that's the smallest it has ever been. And the market has
Last year, the market research firm NPD Group made headlines
in the computer press by announcing that sales of laptop
computers in terms of revenue in the retail market had
surpassed those of desktop systems for the first time.
The picture is similar, if not as revolutionary, regarding
the total number of units sold. I asked Alan Promisel,
an analyst with market research firm IDC, to do some number
crunching, and he reported that unit sales of laptop PCs
in the U.S. as a percentage of the total market have been
increasing: 16.7 percent in 1999, 19.1 percent in 2000,
21.4 percent in 2001, 23.7 percent in 2002, and 27.2 percent
Clearly, the trend is up.
Still, despite portability and size benefits, laptops
don't make sense for everyone, said Leigh Weber, incoming
president of the Independent Computer Consultants Association
and a computer consultant in Maple Glen, Pennsylvania.
Though the price difference is smaller than it has ever
been, it could still cost you several hundred dollars
for the increased portability and space savings.
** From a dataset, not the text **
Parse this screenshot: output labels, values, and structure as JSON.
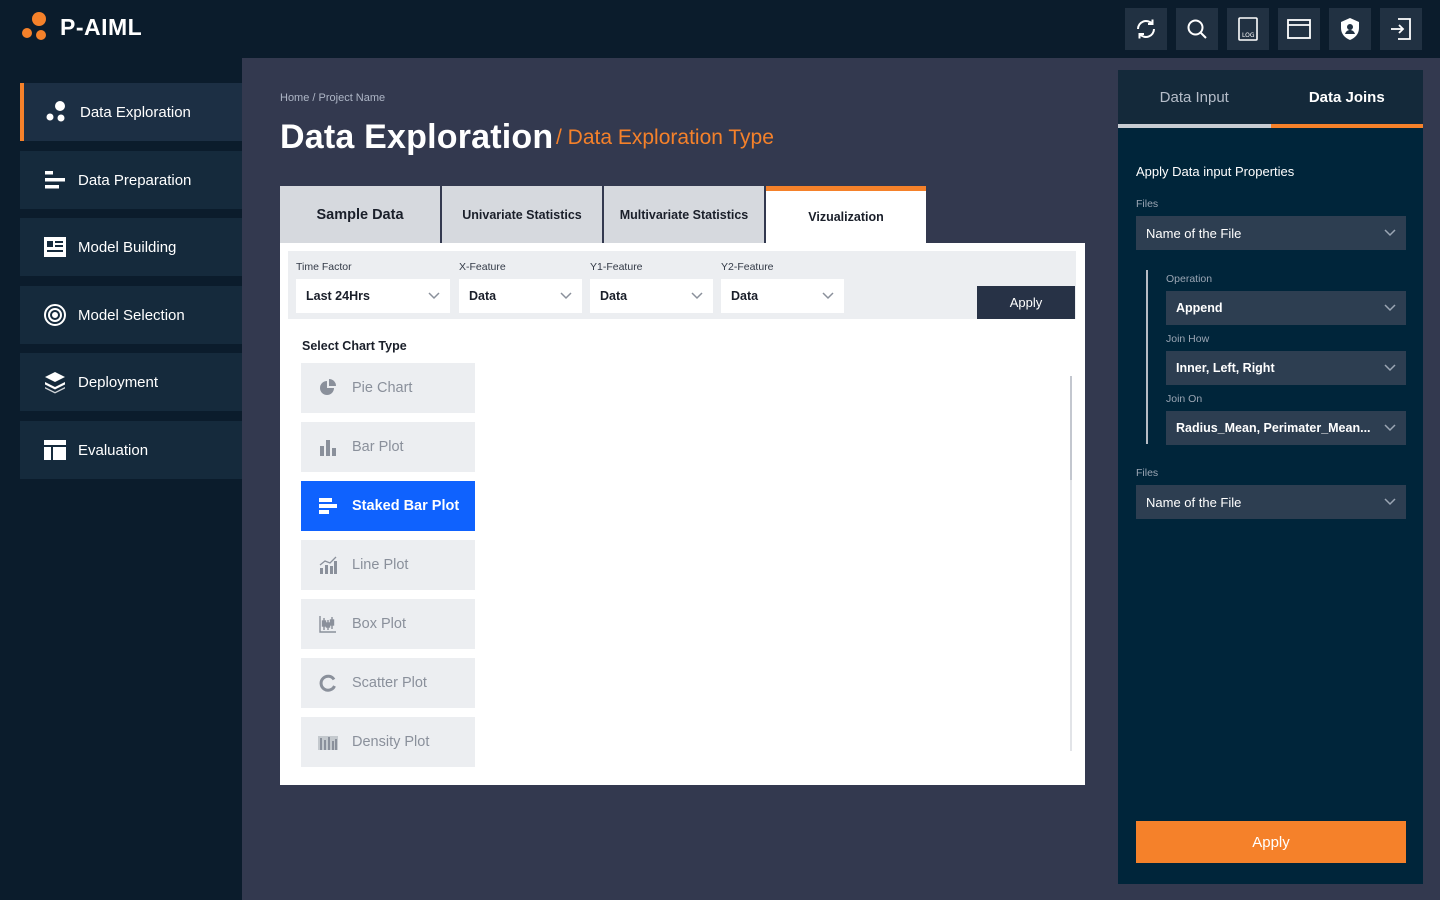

And though
the functionality difference is less than it has ever
been, if you're doing high-end gaming or high-end graphics
(such as video editing and computer-aided design), you'll
benefit from the added capabilities of a desktop unit.
Laptops are also less ergonomic. Some people find themselves
slumping over their laptops, which can cause neck and
back strain. Some laptops have reduced-size keyboards,
which can crimp your hands. If you do a lot of number
crunching, most laptop keyboards don't have a separate
number pads, which you may find less convenient. Some
people don't like the pointing device built into laptop
keyboards, which takes some time getting used to and isn't
as precise if you do a lot of graphics or drawing.
There are work-arounds for these shortcomings, however.
You can add a numeric keypad and external mouse to a laptop,
though this makes it less convenient to take it to the
next location. You can use a "port replicator,"
plugging your laptop into it to have access to a larger
monitor, keyboard, and mouse.
One wildcard to the above picture is the all-in-one PC,
which uses little space, like laptops. Apple Computer,
with its colorful iMac, created this trend, and Gateway,
Sony, Hewlett-Packard, and others are following suit.
Sales of these "designer" units, which can be
as appropriate for the living room as the home office,
are projected to increase from 1.2 million in 2003 to
32.1 million in 2008, according to market-research firm
Reid Goldsborough is a syndicated columnist and author
of the book Straight Talk About the Information Superhighway.
He can be reached at firstname.lastname@example.org